A competitive sports league is one arena where leaders are known for their tough-talk. After all, a coach’s job is on the line if the team doesn’t perform. Alex Molden, a former NFL player, says, “In the NFL, feedback was a huge component of player development. We had meetings and watched films before and after practice every day, and, as you can probably guess, feedback was flowing freely.”
Molden learned from his coaches and has some recommendations for managers:
According to Alex Molden, a former NFL defensive back who now coaches high school football and is a father of eight, kids need to understand that sports are not who they are, it’s just what they do.
“Find out their likes and what drives them,” he says. Then encourage them to develop a robust “movement library,” as Molden calls it—something that doesn’t require deep pockets.

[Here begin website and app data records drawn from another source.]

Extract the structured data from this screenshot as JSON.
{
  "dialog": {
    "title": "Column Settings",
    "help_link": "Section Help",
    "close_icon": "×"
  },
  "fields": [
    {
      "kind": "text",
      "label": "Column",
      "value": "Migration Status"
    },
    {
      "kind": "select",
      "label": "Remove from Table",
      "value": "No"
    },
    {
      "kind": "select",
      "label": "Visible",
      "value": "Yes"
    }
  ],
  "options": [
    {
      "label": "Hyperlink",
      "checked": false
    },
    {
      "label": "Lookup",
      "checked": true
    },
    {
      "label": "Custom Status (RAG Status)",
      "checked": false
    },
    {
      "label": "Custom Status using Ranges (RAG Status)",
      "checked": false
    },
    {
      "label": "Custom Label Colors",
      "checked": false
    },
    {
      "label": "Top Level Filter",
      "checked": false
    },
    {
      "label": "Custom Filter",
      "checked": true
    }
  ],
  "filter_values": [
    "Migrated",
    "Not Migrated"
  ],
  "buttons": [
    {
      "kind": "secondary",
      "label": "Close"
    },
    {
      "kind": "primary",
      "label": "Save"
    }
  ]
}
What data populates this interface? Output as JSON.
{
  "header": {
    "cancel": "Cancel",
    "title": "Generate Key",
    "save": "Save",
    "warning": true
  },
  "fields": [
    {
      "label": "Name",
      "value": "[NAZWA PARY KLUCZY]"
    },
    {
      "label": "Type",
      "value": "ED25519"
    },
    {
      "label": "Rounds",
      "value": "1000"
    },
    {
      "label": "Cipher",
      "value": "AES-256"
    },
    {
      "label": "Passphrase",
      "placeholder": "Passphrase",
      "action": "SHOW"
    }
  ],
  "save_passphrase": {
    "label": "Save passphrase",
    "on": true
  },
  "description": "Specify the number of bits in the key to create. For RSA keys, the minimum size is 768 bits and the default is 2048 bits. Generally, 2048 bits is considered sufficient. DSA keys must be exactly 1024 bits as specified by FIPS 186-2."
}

Opportunities like recreational soccer, football, basketball, golf, and lacrosse are typically more affordable options for year-round skills development than some of the more intensive, sports-specific travel programs. They also prevent the burnout many kids suffer when focusing too much on one sport—something that doesn’t make a huge difference in the early years, says Molden.

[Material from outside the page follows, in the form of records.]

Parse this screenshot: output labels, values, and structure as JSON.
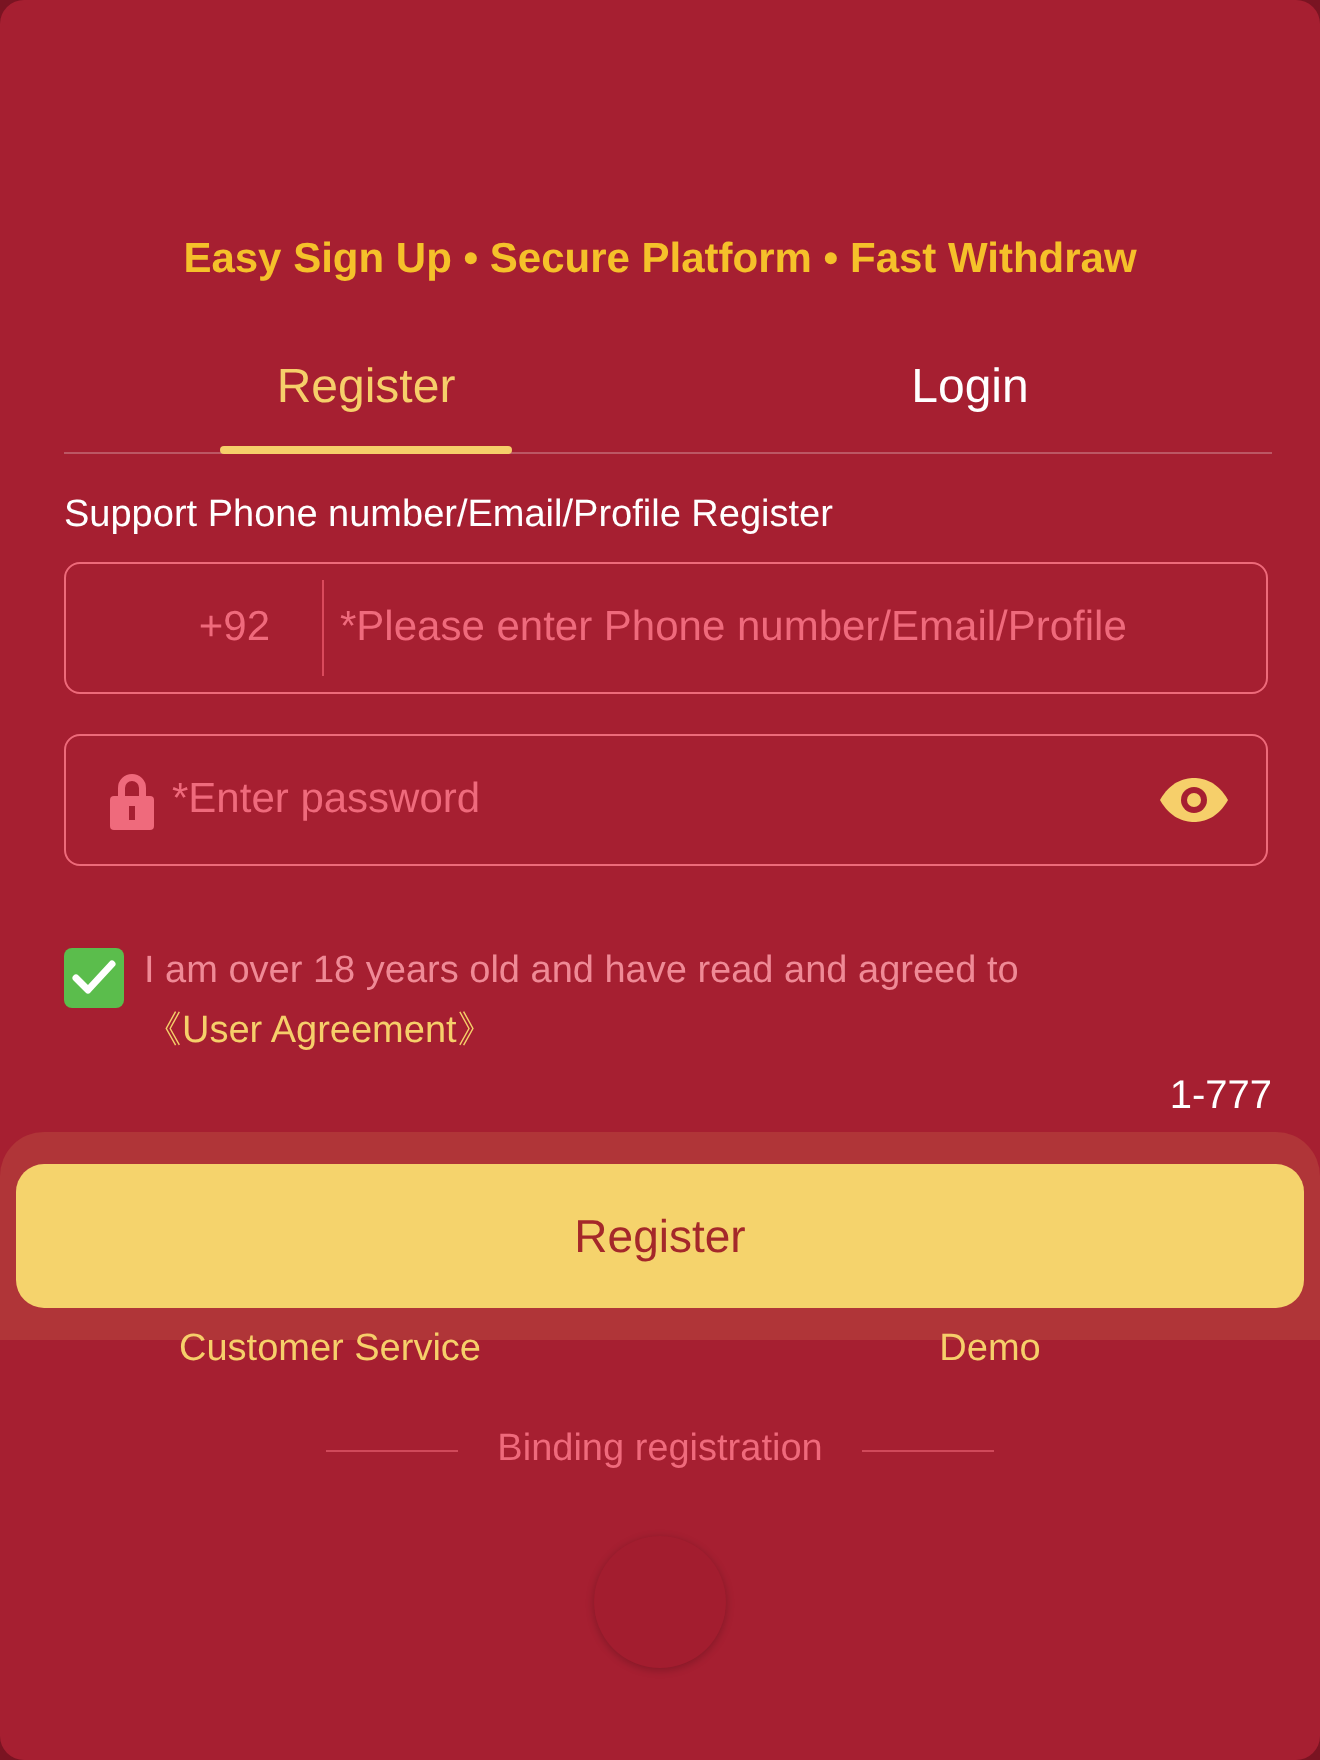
{
  "tagline": "Easy Sign Up • Secure Platform • Fast Withdraw",
  "tabs": [
    {
      "label": "Register",
      "selected": true
    },
    {
      "label": "Login",
      "selected": false
    }
  ],
  "hint": "Support Phone number/Email/Profile Register",
  "phone_field": {
    "prefix": "+92",
    "placeholder": "*Please enter Phone number/Email/Profile"
  },
  "password_field": {
    "placeholder": "*Enter password"
  },
  "agreement": {
    "checked": true,
    "text": "I am over 18 years old and have read and agreed to",
    "link": "《User Agreement》"
  },
  "code": "1-777",
  "register_button": "Register",
  "links": [
    "Customer Service",
    "Demo"
  ],
  "divider_label": "Binding registration"
}
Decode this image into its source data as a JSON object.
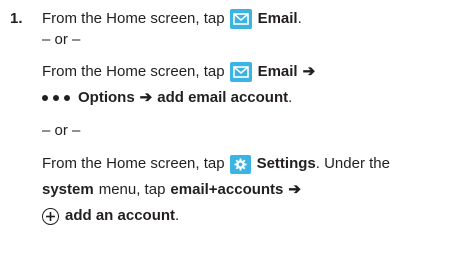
{
  "step_number": "1.",
  "lines": [
    {
      "pre": "From the Home screen, tap",
      "label": "Email",
      "post": "."
    },
    {
      "text": "– or –"
    },
    {
      "pre": "From the Home screen, tap",
      "label": "Email",
      "arrow": "➔"
    },
    {
      "label": "Options",
      "arrow": "➔",
      "tail": "add email account",
      "post": "."
    },
    {
      "text": "– or –"
    },
    {
      "pre": "From the Home screen, tap",
      "label": "Settings",
      "post": ". Under the"
    },
    {
      "bold1": "system",
      "mid": "menu, tap",
      "bold2": "email+accounts",
      "arrow": "➔"
    },
    {
      "label": "add an account",
      "post": "."
    }
  ],
  "icons": {
    "email": "email-envelope-icon",
    "options": "more-options-dots-icon",
    "settings": "settings-gear-icon",
    "add": "plus-circle-icon"
  },
  "colors": {
    "icon_bg": "#3bb3e4",
    "text": "#231f20"
  }
}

Align. Assign. Adjust.
One of Alex Molden’s coaches in the NFL gave him this sage advice, which we dive into in this conversation.
Ever since, Alex has carried those principles into business (he’s an in-demand professional speaker and 1-on-1 coach for high achievers) and in life (he’s a father of 8!), as well as in practicing his faith.